Simultaneously, there is a strong economic link between first-tier suburbs and their core cities.
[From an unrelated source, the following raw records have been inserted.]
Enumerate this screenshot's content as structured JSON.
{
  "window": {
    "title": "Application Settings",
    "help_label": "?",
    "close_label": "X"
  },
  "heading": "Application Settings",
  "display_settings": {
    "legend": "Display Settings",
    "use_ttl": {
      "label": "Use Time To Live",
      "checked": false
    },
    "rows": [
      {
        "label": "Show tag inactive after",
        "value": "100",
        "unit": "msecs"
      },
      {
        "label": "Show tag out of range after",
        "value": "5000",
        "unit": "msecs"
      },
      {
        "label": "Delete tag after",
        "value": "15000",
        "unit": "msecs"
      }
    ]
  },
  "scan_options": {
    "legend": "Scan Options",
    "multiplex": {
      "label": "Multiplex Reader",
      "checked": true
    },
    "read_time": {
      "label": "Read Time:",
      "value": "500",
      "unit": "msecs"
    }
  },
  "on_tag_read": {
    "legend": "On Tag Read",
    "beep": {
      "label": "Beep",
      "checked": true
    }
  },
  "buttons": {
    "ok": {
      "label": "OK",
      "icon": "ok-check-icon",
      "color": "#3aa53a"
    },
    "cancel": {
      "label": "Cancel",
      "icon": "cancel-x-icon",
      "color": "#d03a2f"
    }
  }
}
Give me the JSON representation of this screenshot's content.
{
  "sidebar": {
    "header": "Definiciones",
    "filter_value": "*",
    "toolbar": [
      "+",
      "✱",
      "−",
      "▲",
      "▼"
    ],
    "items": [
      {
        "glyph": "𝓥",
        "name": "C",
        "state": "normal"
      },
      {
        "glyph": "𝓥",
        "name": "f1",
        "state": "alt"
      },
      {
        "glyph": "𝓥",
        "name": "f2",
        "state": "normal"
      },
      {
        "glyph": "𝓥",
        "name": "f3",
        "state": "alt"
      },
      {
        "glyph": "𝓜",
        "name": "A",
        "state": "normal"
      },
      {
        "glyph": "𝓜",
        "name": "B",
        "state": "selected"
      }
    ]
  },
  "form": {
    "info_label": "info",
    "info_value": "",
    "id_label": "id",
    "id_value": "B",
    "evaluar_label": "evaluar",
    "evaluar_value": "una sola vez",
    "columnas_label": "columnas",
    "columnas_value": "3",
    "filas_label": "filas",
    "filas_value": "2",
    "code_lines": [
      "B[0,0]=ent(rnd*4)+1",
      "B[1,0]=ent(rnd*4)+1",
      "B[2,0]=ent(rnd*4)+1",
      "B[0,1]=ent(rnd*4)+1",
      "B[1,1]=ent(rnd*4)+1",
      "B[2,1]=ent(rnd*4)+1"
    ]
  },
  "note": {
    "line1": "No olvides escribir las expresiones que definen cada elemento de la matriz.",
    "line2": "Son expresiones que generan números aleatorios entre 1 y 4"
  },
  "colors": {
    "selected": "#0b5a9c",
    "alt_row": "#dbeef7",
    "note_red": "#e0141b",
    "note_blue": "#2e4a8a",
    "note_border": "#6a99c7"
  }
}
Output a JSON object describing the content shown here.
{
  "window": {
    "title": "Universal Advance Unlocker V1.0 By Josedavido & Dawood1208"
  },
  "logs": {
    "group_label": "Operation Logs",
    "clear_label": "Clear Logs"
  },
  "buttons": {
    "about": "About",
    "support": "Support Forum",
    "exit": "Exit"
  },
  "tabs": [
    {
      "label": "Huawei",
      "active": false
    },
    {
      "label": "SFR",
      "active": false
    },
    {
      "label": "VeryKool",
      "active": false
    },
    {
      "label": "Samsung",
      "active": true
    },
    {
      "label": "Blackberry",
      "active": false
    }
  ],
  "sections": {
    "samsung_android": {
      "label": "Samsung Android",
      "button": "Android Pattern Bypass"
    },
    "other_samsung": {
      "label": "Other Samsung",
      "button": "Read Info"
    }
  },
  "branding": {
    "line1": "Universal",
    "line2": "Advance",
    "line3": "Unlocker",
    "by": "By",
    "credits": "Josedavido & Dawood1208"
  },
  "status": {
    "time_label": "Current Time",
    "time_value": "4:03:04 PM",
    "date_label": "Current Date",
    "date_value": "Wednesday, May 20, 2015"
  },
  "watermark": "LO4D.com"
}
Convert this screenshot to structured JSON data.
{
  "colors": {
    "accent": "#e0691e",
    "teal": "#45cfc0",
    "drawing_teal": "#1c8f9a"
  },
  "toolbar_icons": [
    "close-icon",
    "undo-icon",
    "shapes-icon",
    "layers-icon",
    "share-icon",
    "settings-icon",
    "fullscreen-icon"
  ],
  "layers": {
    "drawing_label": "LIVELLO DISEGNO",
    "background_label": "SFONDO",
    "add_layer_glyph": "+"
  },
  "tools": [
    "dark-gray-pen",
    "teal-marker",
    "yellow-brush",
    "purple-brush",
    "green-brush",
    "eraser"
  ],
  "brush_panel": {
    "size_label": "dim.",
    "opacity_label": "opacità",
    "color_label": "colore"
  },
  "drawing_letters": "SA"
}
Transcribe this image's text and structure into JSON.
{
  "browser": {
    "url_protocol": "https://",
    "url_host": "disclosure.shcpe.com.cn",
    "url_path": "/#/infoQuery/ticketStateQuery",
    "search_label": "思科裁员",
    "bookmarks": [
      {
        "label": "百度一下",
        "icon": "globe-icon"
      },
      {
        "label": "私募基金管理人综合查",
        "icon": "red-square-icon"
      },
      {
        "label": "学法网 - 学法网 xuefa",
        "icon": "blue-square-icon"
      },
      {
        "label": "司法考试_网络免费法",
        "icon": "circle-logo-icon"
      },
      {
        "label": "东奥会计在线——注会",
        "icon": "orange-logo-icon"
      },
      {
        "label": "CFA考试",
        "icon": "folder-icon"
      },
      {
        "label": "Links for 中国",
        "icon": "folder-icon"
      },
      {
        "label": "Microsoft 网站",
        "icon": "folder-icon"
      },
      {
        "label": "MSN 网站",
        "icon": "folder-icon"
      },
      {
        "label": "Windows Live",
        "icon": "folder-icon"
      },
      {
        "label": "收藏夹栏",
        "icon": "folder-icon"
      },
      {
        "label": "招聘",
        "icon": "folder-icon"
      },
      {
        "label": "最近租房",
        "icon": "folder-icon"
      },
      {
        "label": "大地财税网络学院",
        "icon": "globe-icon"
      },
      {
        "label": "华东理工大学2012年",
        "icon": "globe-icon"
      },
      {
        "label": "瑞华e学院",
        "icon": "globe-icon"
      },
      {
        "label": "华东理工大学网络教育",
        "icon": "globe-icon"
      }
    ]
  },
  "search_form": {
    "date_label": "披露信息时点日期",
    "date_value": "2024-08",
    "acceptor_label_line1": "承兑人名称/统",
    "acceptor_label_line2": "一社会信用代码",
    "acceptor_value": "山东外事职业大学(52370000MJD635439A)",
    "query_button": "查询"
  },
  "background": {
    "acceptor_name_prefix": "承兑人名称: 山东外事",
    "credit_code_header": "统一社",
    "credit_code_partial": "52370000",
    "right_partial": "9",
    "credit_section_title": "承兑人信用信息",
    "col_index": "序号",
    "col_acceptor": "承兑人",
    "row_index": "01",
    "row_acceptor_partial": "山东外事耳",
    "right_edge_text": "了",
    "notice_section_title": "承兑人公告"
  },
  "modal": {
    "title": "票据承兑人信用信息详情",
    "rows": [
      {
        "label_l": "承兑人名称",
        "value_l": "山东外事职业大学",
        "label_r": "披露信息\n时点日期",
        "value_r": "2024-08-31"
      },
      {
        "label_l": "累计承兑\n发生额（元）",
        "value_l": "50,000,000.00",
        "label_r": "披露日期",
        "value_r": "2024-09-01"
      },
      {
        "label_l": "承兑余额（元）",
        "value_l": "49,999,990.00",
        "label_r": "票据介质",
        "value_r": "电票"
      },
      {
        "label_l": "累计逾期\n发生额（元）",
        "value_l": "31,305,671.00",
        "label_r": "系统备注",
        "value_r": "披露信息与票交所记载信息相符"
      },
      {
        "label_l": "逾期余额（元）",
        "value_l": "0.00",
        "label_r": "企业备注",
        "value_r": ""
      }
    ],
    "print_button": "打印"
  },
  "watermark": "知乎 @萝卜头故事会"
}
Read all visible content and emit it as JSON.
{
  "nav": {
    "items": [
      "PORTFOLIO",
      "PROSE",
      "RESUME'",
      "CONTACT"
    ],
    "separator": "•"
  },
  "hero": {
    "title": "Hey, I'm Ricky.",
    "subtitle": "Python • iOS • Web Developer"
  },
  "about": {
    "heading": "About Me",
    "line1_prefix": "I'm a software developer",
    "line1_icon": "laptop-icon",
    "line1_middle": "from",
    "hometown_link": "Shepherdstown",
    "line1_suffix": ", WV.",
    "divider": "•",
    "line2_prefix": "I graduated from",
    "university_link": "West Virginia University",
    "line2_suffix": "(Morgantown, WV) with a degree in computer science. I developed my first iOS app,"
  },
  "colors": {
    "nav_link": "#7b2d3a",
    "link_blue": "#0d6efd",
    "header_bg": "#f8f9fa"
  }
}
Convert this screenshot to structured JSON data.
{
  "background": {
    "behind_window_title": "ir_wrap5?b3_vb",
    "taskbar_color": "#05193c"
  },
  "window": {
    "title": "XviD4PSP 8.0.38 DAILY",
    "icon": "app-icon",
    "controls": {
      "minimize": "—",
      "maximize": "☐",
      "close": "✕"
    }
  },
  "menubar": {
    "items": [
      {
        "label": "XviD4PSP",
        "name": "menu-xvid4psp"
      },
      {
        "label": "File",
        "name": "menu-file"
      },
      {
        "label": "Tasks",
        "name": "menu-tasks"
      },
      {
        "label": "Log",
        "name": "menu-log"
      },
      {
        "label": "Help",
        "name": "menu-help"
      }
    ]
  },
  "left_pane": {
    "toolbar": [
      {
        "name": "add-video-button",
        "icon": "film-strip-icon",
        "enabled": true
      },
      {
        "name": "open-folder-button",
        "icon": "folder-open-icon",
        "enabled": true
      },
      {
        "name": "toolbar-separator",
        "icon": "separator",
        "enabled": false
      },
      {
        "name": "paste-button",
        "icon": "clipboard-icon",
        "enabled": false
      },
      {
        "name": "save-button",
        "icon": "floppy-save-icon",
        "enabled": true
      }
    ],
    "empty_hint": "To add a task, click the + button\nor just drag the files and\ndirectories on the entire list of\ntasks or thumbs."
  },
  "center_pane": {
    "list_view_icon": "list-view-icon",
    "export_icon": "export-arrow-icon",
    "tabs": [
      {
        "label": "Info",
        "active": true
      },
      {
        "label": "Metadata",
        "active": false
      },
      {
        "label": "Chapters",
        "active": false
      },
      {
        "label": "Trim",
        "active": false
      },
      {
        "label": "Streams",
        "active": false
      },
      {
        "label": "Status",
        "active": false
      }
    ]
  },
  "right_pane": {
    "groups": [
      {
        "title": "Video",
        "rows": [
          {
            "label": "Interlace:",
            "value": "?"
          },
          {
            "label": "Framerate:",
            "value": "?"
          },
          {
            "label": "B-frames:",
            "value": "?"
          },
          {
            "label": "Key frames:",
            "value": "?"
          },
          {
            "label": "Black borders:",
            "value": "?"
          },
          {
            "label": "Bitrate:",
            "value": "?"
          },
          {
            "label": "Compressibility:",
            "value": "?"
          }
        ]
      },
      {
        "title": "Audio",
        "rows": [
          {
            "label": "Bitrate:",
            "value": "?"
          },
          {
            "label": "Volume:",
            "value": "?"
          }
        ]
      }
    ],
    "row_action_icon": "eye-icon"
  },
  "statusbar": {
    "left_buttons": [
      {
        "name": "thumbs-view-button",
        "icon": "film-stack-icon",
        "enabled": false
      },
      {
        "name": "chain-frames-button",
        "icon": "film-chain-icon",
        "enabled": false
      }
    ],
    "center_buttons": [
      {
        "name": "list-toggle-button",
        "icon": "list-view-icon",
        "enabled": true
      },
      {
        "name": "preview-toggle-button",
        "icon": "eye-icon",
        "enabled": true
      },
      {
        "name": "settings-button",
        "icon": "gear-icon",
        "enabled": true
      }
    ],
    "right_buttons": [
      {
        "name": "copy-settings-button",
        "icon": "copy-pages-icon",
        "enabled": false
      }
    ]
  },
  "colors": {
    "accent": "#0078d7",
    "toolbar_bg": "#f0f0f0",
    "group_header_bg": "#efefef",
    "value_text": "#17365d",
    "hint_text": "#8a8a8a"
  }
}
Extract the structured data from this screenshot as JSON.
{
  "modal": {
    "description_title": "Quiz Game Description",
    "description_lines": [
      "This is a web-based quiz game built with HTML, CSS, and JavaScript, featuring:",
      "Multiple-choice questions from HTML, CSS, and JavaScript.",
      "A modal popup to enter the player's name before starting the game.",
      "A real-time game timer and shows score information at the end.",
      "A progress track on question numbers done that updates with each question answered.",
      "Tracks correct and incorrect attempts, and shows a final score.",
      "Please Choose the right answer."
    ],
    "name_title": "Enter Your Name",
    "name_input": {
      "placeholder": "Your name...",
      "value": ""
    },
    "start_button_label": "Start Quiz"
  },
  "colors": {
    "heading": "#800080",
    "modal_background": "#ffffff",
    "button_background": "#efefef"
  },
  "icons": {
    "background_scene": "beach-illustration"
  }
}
In fact, CEO’s for Cities notes that there is a multiplier effect between cities and their suburbs in which dollars generated in one have ripple effects of 15-25 percent in the other. We know from practical experience that when a core city declines, its suburbs follow. Sadly, in Michigan our response to core city degradation has been to create protectionist policies that insulate neighbors from the inevitable impact of decline rather than embracing metropolitan programs that recognize our essential interdependency.

These are the hard questions that are facing our region today. Call it an urban agenda, a blueprint for economic revival, or a plan for 21st century sustainability, all of the region’s leaders are beginning to understand that systemic change is an absolute necessity if we are going to thrive in the new economy that is being thrust on us. Other MetroMode bloggers have articulated the dynamic opportunity before us: 

Jacob Corvidae’s call for an energy revolution,

Lizabeth Ardisana’s plea for pragmatic action,

Kerry and Bryce Moore’s transformational plan for sustainable manufacturing,

John Austin reminding us that we’re just one of many loops on the rust belt . . 

This week, I’ll try to add the small-city component to their thoughts in what is obviously becoming a consensus call for change.

No city or suburb can offer everything to all of its residents, especially in this rapidly globalizing world, so it behooves us to better understand how we can work together to strengthen the vitality of true urban communities in Michigan.